May 17, 2019 News Release

Southern Fulton High School Students’ Artwork Unveiled at Sideling Hill Turnpike Service Plaza

Southern Fulton High School Students’ Artwork Unveiled at Sideling Hill Turnpike Service Plaza

Waterfall, PA — Pennsylvania Turnpike Commission (PTC) CEO Mark Compton Pennsylvania and Council on the Arts (PCA) Executive Director Karl Blischke unveiled artwork today at Sideling Hill Turnpike Service Plaza. Southern Fulton High School students designed and created the installation. The project is part of Art Sparks, a PTC and PCA partnership that brings student-created artwork to service plazas across the PTC’s 550-mile system.

“This project was quite an undertaking for all of you,” said PTC CEO Mark Compton addressing the students in attendance. “We have watched your diligent work with great admiration over the course of this project. As you know, one of the goals of the Art Sparks program is to tie the Turnpike to our neighboring regions. Today we see the masterly and inventive way you have accomplished that and showcased your region.”

Titled “Our Life. Our Story,” the installation features an intricate collage of photographs taken from around the region by Southern Fulton High School art students, juxtaposed with historic images from the Turnpike’s 75th anniversary publication, “The Pennsylvania Turnpike Moments in Motion.” A ‘roadway’ also winds through the piece, representing the Turnpike, composed of Polaroid photos taken throughout the project. The collage nests within a metal framework shaped to represent the outline of Pennsylvania, fabricated by Fulton County Area Vocational Technical School (AVTS) welding students. The finished piece is now permanently installed inside the service plaza for visitors to enjoy.

Working in coordination with the PCA’s regional Arts in Education partner and the York County Cultural Alliance, Southern Fulton High School art students and Fulton County AVTS welding students were mentored by teaching artist and professional photographer, Dorie Heyer, Southern Fulton High School art teacher, Carolyn Mottern, and Fulton County AVTS welding teacher, Bruce Shipley, to design and create the artwork.

This is the seventh project created through Art Sparks. The unveiling event drew individuals from the community to help celebrate, including students, families and local and state officials.

“The blending of photography, welding and design evidenced in this finished artwork is an excellent example of the broad forms that art and creativity can take in Pennsylvania’s classrooms,” said Karl Blischke, PCA executive director. “Skills acquired on projects like this, and on all the Art Sparks projects to-date, help students succeed in school and build the talent pipeline of innovators who may eventually play critical roles in the creative workforce.”

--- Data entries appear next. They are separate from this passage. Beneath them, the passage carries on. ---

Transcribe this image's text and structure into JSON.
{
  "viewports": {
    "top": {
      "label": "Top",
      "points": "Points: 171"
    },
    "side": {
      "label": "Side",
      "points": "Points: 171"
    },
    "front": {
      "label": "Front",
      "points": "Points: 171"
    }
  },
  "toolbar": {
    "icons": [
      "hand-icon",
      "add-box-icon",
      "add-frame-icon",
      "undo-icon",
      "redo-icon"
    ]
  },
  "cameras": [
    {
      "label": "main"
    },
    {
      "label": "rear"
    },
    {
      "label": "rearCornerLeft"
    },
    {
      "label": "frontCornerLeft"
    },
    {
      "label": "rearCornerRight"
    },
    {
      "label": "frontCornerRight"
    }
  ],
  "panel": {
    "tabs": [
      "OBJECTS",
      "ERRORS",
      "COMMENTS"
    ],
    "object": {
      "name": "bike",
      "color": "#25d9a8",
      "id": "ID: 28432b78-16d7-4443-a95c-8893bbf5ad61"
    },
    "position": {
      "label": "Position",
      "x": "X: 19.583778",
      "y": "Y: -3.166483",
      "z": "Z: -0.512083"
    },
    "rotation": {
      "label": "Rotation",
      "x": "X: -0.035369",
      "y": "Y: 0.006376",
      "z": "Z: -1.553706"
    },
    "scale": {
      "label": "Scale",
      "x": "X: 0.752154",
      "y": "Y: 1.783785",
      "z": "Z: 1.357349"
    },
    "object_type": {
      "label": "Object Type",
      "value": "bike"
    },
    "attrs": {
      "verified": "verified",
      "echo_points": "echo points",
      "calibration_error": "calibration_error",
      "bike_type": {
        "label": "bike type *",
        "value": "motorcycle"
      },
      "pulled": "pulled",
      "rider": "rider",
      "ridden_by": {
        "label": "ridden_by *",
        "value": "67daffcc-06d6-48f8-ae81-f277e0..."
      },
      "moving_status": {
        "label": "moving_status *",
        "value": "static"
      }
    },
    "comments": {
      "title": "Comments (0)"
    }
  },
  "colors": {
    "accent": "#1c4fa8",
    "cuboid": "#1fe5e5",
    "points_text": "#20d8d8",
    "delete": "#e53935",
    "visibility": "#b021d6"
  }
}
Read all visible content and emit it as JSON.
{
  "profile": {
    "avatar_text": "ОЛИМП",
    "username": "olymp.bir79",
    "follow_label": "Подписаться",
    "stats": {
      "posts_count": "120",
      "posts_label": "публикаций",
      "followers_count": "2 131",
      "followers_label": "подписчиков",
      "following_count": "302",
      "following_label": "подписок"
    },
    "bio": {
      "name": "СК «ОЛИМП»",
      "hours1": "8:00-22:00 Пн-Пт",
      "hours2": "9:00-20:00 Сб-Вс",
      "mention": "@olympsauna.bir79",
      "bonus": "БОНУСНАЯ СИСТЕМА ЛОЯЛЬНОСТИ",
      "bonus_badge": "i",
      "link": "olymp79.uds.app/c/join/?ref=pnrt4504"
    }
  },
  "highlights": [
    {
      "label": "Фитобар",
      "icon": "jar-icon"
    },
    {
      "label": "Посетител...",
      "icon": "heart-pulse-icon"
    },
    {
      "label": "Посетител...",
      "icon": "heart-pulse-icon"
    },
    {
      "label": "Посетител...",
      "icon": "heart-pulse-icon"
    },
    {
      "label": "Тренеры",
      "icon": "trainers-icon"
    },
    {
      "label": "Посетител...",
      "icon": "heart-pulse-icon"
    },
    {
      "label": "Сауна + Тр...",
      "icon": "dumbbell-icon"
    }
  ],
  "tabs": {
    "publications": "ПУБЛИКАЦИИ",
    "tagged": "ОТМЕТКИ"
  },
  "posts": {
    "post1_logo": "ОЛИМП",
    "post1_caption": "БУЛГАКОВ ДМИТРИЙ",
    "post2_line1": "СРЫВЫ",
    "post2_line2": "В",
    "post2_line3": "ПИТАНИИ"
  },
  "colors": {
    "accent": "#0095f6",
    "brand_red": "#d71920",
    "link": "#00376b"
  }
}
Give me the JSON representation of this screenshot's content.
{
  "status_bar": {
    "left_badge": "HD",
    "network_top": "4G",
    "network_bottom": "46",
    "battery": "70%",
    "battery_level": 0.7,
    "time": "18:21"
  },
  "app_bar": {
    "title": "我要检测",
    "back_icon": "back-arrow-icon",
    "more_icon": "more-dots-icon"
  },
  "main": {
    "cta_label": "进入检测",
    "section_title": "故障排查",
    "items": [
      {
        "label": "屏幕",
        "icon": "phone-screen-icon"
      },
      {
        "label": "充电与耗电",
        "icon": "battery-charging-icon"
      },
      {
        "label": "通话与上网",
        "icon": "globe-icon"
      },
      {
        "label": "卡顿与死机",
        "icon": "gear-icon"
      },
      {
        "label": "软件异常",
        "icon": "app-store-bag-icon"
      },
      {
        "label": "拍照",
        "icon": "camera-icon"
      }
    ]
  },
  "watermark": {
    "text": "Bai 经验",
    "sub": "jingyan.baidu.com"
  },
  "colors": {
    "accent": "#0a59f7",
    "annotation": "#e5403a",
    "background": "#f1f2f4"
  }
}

“Art brings creativity to the classroom,” explained Carolyn Mottern. “Our art students have learned so much in the design, execution and collaboration involved in this project. But interestingly enough, I was also able to experience first-hand the interest Turnpike travelers have in learning about Fulton County when a plaza visitor from Arizona stopped to ask me questions about what they were seeing here. The students are thrilled that their work will have this range of impact on so many.”          

“Working with other students and learning about them and their own artistic style was very rewarding and will have a lasting impact on our school and our community,” said Riley Francis, Southern Fulton County High School senior. “As people see ‘Our Life. Our Story,’ I am hopeful they will be left with a small understanding about the people who live within the neighboring communities – and perhaps even see something that they were not expecting.”

Art Sparks pairs K-12 art students and teaching artists from the PCA’s Arts in Education resident artist roster with the goal to install a local, student-created artwork in every service plaza, system-wide, over the next five-to-eight years. Schools near each respective service plaza host 20-day residencies led by a local PCA teaching artist. Students work with the artist and members of the community to create artwork that reflects the region.

Rosanne Placey, PA Turnpike, 717-831-7507
Norah Johnson, PA Council on the Arts, 717-585-4713